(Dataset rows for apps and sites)
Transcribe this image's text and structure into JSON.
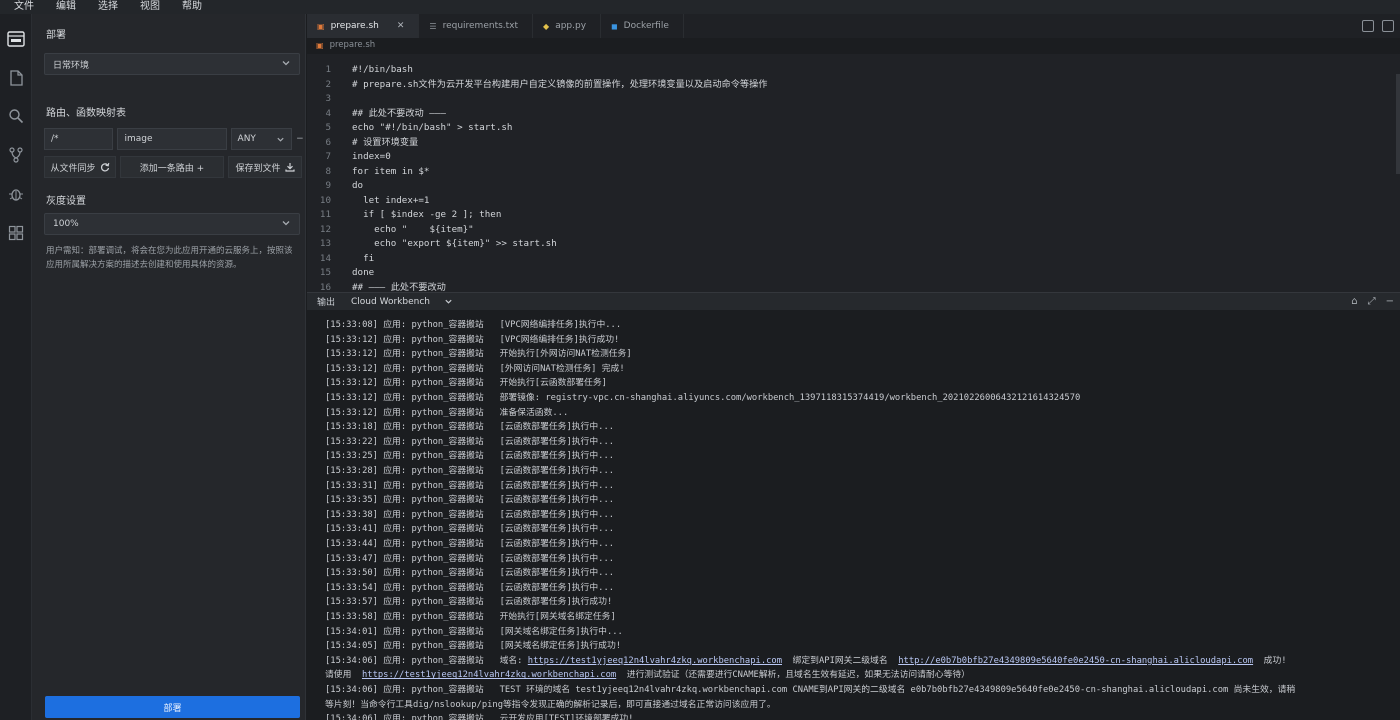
{
  "menu": [
    "文件",
    "编辑",
    "选择",
    "视图",
    "帮助"
  ],
  "sidebar": {
    "title": "部署",
    "env_select": "日常环境",
    "route_title": "路由、函数映射表",
    "route": {
      "path": "/*",
      "target": "image",
      "method": "ANY"
    },
    "sync_button": "从文件同步",
    "add_route_button": "添加一条路由 +",
    "save_file_button": "保存到文件",
    "gray_title": "灰度设置",
    "gray_value": "100%",
    "note": "用户需知：部署调试，将会在您为此应用开通的云服务上，按照该应用所属解决方案的描述去创建和使用具体的资源。",
    "deploy_button": "部署"
  },
  "tabs": [
    {
      "label": "prepare.sh",
      "active": true
    },
    {
      "label": "requirements.txt",
      "active": false
    },
    {
      "label": "app.py",
      "active": false
    },
    {
      "label": "Dockerfile",
      "active": false
    }
  ],
  "breadcrumb": "prepare.sh",
  "code": [
    {
      "n": "1",
      "t": "#!/bin/bash"
    },
    {
      "n": "2",
      "t": "# prepare.sh文件为云开发平台构建用户自定义镜像的前置操作，处理环境变量以及启动命令等操作"
    },
    {
      "n": "3",
      "t": ""
    },
    {
      "n": "4",
      "t": "## 此处不要改动 ———"
    },
    {
      "n": "5",
      "t": "echo \"#!/bin/bash\" > start.sh"
    },
    {
      "n": "6",
      "t": "# 设置环境变量"
    },
    {
      "n": "7",
      "t": "index=0"
    },
    {
      "n": "8",
      "t": "for item in $*"
    },
    {
      "n": "9",
      "t": "do"
    },
    {
      "n": "10",
      "t": "  let index+=1"
    },
    {
      "n": "11",
      "t": "  if [ $index -ge 2 ]; then"
    },
    {
      "n": "12",
      "t": "    echo \"    ${item}\""
    },
    {
      "n": "13",
      "t": "    echo \"export ${item}\" >> start.sh"
    },
    {
      "n": "14",
      "t": "  fi"
    },
    {
      "n": "15",
      "t": "done"
    },
    {
      "n": "16",
      "t": "## ——— 此处不要改动"
    }
  ],
  "panel": {
    "label": "输出",
    "channel": "Cloud Workbench"
  },
  "logs": [
    "[15:33:08] 应用: python_容器搬站   [VPC网络编排任务]执行中...",
    "[15:33:12] 应用: python_容器搬站   [VPC网络编排任务]执行成功!",
    "[15:33:12] 应用: python_容器搬站   开始执行[外网访问NAT检测任务]",
    "[15:33:12] 应用: python_容器搬站   [外网访问NAT检测任务] 完成!",
    "[15:33:12] 应用: python_容器搬站   开始执行[云函数部署任务]",
    "[15:33:12] 应用: python_容器搬站   部署镜像: registry-vpc.cn-shanghai.aliyuncs.com/workbench_1397118315374419/workbench_20210226006432121614324570",
    "[15:33:12] 应用: python_容器搬站   准备保活函数...",
    "[15:33:18] 应用: python_容器搬站   [云函数部署任务]执行中...",
    "[15:33:22] 应用: python_容器搬站   [云函数部署任务]执行中...",
    "[15:33:25] 应用: python_容器搬站   [云函数部署任务]执行中...",
    "[15:33:28] 应用: python_容器搬站   [云函数部署任务]执行中...",
    "[15:33:31] 应用: python_容器搬站   [云函数部署任务]执行中...",
    "[15:33:35] 应用: python_容器搬站   [云函数部署任务]执行中...",
    "[15:33:38] 应用: python_容器搬站   [云函数部署任务]执行中...",
    "[15:33:41] 应用: python_容器搬站   [云函数部署任务]执行中...",
    "[15:33:44] 应用: python_容器搬站   [云函数部署任务]执行中...",
    "[15:33:47] 应用: python_容器搬站   [云函数部署任务]执行中...",
    "[15:33:50] 应用: python_容器搬站   [云函数部署任务]执行中...",
    "[15:33:54] 应用: python_容器搬站   [云函数部署任务]执行中...",
    "[15:33:57] 应用: python_容器搬站   [云函数部署任务]执行成功!",
    "[15:33:58] 应用: python_容器搬站   开始执行[网关域名绑定任务]",
    "[15:34:01] 应用: python_容器搬站   [网关域名绑定任务]执行中...",
    "[15:34:05] 应用: python_容器搬站   [网关域名绑定任务]执行成功!"
  ],
  "log_domain_line": {
    "prefix": "[15:34:06] 应用: python_容器搬站   域名: ",
    "link1": "https://test1yjeeq12n4lvahr4zkq.workbenchapi.com",
    "mid": "  绑定到API网关二级域名  ",
    "link2": "http://e0b7b0bfb27e4349809e5640fe0e2450-cn-shanghai.alicloudapi.com",
    "suffix": "  成功!"
  },
  "log_please_line": {
    "prefix": "请使用  ",
    "link": "https://test1yjeeq12n4lvahr4zkq.workbenchapi.com",
    "suffix": "  进行测试验证（还需要进行CNAME解析，且域名生效有延迟，如果无法访问请耐心等待）"
  },
  "log_tail": [
    "[15:34:06] 应用: python_容器搬站   TEST 环境的域名 test1yjeeq12n4lvahr4zkq.workbenchapi.com CNAME到API网关的二级域名 e0b7b0bfb27e4349809e5640fe0e2450-cn-shanghai.alicloudapi.com 尚未生效，请稍",
    "等片刻！当命令行工具dig/nslookup/ping等指令发现正确的解析记录后，即可直接通过域名正常访问该应用了。",
    "[15:34:06] 应用: python_容器搬站   云开发应用[TEST]环境部署成功!"
  ]
}
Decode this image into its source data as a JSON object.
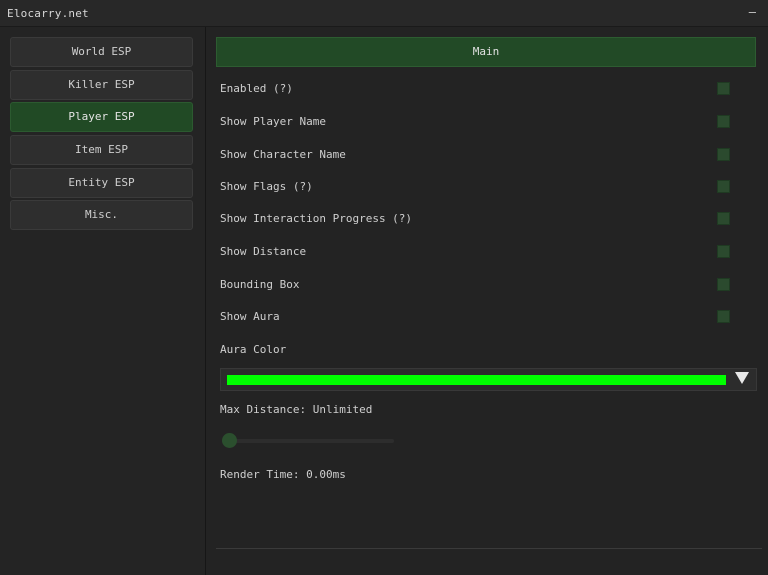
{
  "window": {
    "title": "Elocarry.net",
    "minimize_label": "–"
  },
  "sidebar": {
    "items": [
      {
        "label": "World ESP",
        "active": false
      },
      {
        "label": "Killer ESP",
        "active": false
      },
      {
        "label": "Player ESP",
        "active": true
      },
      {
        "label": "Item ESP",
        "active": false
      },
      {
        "label": "Entity ESP",
        "active": false
      },
      {
        "label": "Misc.",
        "active": false
      }
    ]
  },
  "main": {
    "header": "Main",
    "options": [
      {
        "label": "Enabled (?)",
        "checked": false
      },
      {
        "label": "Show Player Name",
        "checked": false
      },
      {
        "label": "Show Character Name",
        "checked": false
      },
      {
        "label": "Show Flags (?)",
        "checked": false
      },
      {
        "label": "Show Interaction Progress (?)",
        "checked": false
      },
      {
        "label": "Show Distance",
        "checked": false
      },
      {
        "label": "Bounding Box",
        "checked": false
      },
      {
        "label": "Show Aura",
        "checked": false
      }
    ],
    "aura_color_label": "Aura Color",
    "aura_color": "#00ff00",
    "max_distance_label": "Max Distance: Unlimited",
    "max_distance_fraction": 0.0,
    "render_time_label": "Render Time: 0.00ms"
  },
  "colors": {
    "accent": "#214a25",
    "background": "#232323",
    "checkbox": "#2b4a2e"
  }
}
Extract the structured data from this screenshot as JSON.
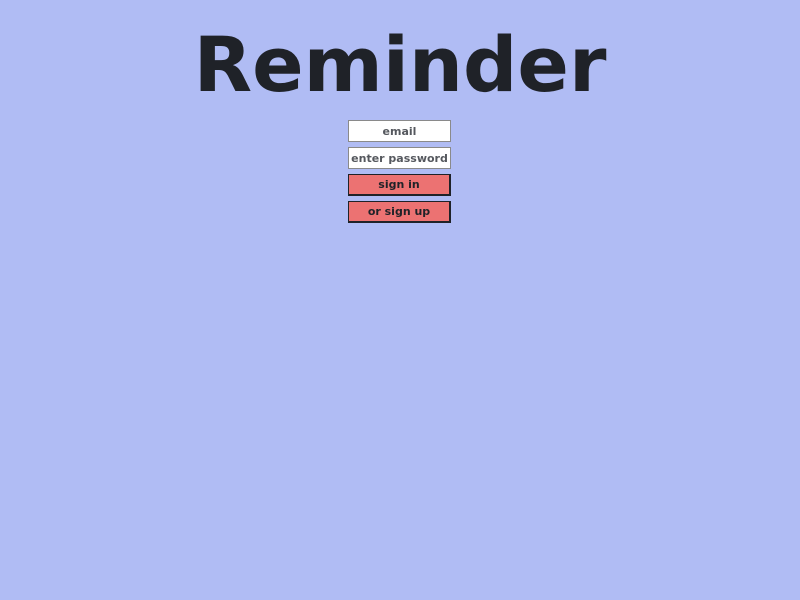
{
  "app": {
    "title": "Reminder"
  },
  "login_form": {
    "email_placeholder": "email",
    "password_placeholder": "enter password",
    "sign_in_label": "sign in",
    "sign_up_label": "or sign up"
  },
  "colors": {
    "background": "#b0bcf4",
    "title_text": "#1f2228",
    "button_background": "#ec7272",
    "button_border": "#1f2228",
    "input_background": "#ffffff"
  }
}
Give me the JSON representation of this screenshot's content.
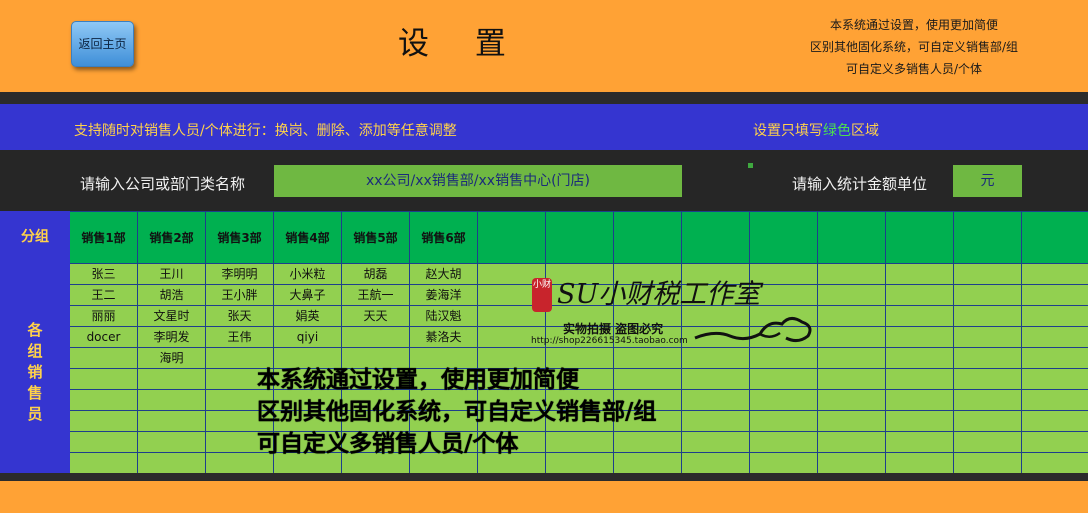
{
  "header": {
    "home_button": "返回主页",
    "title": "设 置",
    "notes": [
      "本系统通过设置，使用更加简便",
      "区别其他固化系统，可自定义销售部/组",
      "可自定义多销售人员/个体"
    ]
  },
  "banner": {
    "left_text": "支持随时对销售人员/个体进行：换岗、删除、添加等任意调整",
    "right_prefix": "设置只填写",
    "right_green": "绿色",
    "right_suffix": "区域"
  },
  "settings": {
    "company_label": "请输入公司或部门类名称",
    "company_value": "xx公司/xx销售部/xx销售中心(门店)",
    "unit_label": "请输入统计金额单位",
    "unit_value": "元"
  },
  "side": {
    "group_label": "分组",
    "sales_label": "各组销售员"
  },
  "table": {
    "headers": [
      "销售1部",
      "销售2部",
      "销售3部",
      "销售4部",
      "销售5部",
      "销售6部",
      "",
      "",
      "",
      "",
      "",
      "",
      "",
      "",
      ""
    ],
    "rows": [
      [
        "张三",
        "王川",
        "李明明",
        "小米粒",
        "胡磊",
        "赵大胡"
      ],
      [
        "王二",
        "胡浩",
        "王小胖",
        "大鼻子",
        "王航一",
        "姜海洋"
      ],
      [
        "丽丽",
        "文星时",
        "张天",
        "娟英",
        "天天",
        "陆汉魁"
      ],
      [
        "docer",
        "李明发",
        "王伟",
        "qiyi",
        "",
        "綦洛夫"
      ],
      [
        "",
        "海明",
        "",
        "",
        "",
        ""
      ],
      [
        "",
        "",
        "",
        "",
        "",
        ""
      ],
      [
        "",
        "",
        "",
        "",
        "",
        ""
      ],
      [
        "",
        "",
        "",
        "",
        "",
        ""
      ],
      [
        "",
        "",
        "",
        "",
        "",
        ""
      ],
      [
        "",
        "",
        "",
        "",
        "",
        ""
      ]
    ]
  },
  "watermark": {
    "stamp": "小财",
    "logo": "SU小财税工作室",
    "sub": "实物拍摄 盗图必究",
    "url": "http://shop226615345.taobao.com"
  },
  "overlay": [
    "本系统通过设置，使用更加简便",
    "区别其他固化系统，可自定义销售部/组",
    "可自定义多销售人员/个体"
  ]
}
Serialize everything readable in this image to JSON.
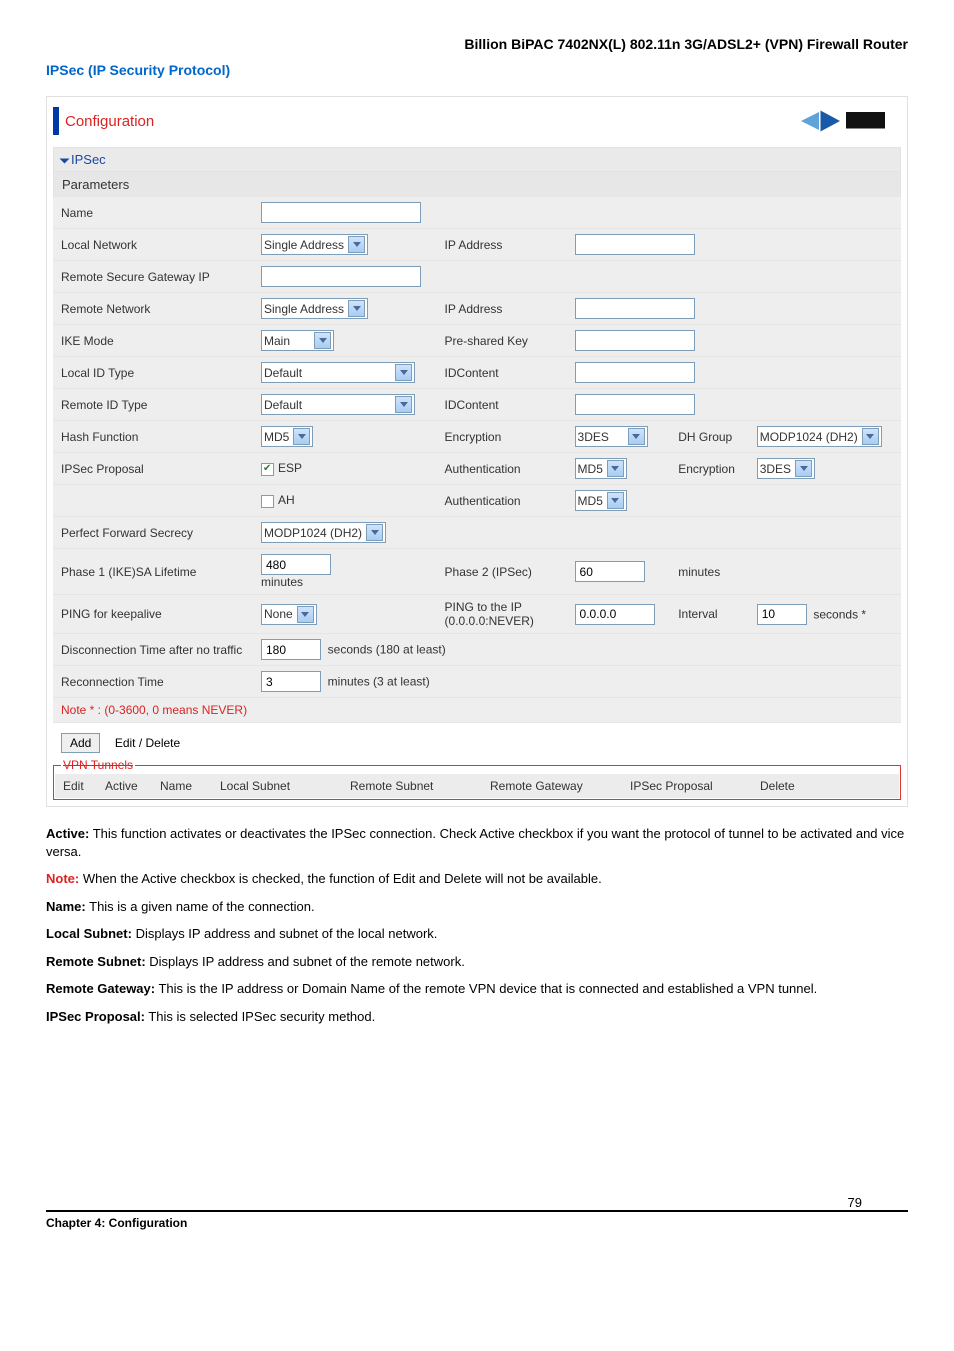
{
  "doc": {
    "title": "Billion BiPAC 7402NX(L) 802.11n 3G/ADSL2+ (VPN) Firewall Router",
    "section_title": "IPSec (IP Security Protocol)",
    "chapter": "Chapter 4: Configuration",
    "page_number": "79"
  },
  "config": {
    "panel_title": "Configuration",
    "section": "IPSec",
    "parameters_label": "Parameters",
    "rows": {
      "name_label": "Name",
      "local_network_label": "Local Network",
      "local_network_select": "Single Address",
      "ip_address_label": "IP Address",
      "remote_secure_gw_label": "Remote Secure Gateway IP",
      "remote_network_label": "Remote Network",
      "remote_network_select": "Single Address",
      "ike_mode_label": "IKE Mode",
      "ike_mode_select": "Main",
      "preshared_label": "Pre-shared Key",
      "local_id_type_label": "Local ID Type",
      "local_id_type_select": "Default",
      "idcontent_label": "IDContent",
      "remote_id_type_label": "Remote ID Type",
      "remote_id_type_select": "Default",
      "hash_label": "Hash Function",
      "hash_select": "MD5",
      "encryption_label": "Encryption",
      "encryption_select": "3DES",
      "dh_group_label": "DH Group",
      "dh_group_select": "MODP1024 (DH2)",
      "ipsec_proposal_label": "IPSec Proposal",
      "esp_label": "ESP",
      "auth_label": "Authentication",
      "auth_esp_select": "MD5",
      "auth_esp_enc_label": "Encryption",
      "auth_esp_enc_select": "3DES",
      "ah_label": "AH",
      "auth_ah_select": "MD5",
      "pfs_label": "Perfect Forward Secrecy",
      "pfs_select": "MODP1024 (DH2)",
      "phase1_label": "Phase 1 (IKE)SA Lifetime",
      "phase1_value": "480",
      "phase1_unit": "minutes",
      "phase2_label": "Phase 2 (IPSec)",
      "phase2_value": "60",
      "phase2_unit": "minutes",
      "ping_label": "PING for keepalive",
      "ping_select": "None",
      "ping_ip_label": "PING to the IP",
      "ping_ip_hint": "(0.0.0.0:NEVER)",
      "ping_ip_value": "0.0.0.0",
      "interval_label": "Interval",
      "interval_value": "10",
      "interval_unit": "seconds *",
      "disc_label": "Disconnection Time after no traffic",
      "disc_value": "180",
      "disc_unit": "seconds (180 at least)",
      "recon_label": "Reconnection Time",
      "recon_value": "3",
      "recon_unit": "minutes (3 at least)",
      "note": "Note * : (0-3600, 0 means NEVER)",
      "add_btn": "Add",
      "edit_btn": "Edit / Delete"
    },
    "vpn": {
      "title": "VPN Tunnels",
      "headers": [
        "Edit",
        "Active",
        "Name",
        "Local Subnet",
        "Remote Subnet",
        "Remote Gateway",
        "IPSec Proposal",
        "Delete"
      ]
    }
  },
  "descriptions": {
    "active_lbl": "Active:",
    "active_txt": " This function activates or deactivates the IPSec connection.   Check Active checkbox if you want the protocol of tunnel to be activated and vice versa.",
    "note_lbl": "Note:",
    "note_txt": " When the Active checkbox is checked, the function of Edit and Delete will not be available.",
    "name_lbl": "Name:",
    "name_txt": " This is a given name of the connection.",
    "ls_lbl": "Local Subnet:",
    "ls_txt": " Displays IP address and subnet of the local network.",
    "rs_lbl": "Remote Subnet:",
    "rs_txt": " Displays IP address and subnet of the remote network.",
    "rg_lbl": "Remote Gateway:",
    "rg_txt": " This is the IP address or Domain Name of the remote VPN device that is connected and established a VPN tunnel.",
    "ip_lbl": "IPSec Proposal:",
    "ip_txt": " This is selected IPSec security method."
  }
}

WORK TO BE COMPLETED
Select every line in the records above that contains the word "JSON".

RESPONSE BOX
Transcribe this image's text and structure into JSON.
Decode this image into its source data as a JSON object.
Extract the structured data from this screenshot as JSON.
Give me the JSON representation of this screenshot's content.
Serialize everything readable in this image to JSON.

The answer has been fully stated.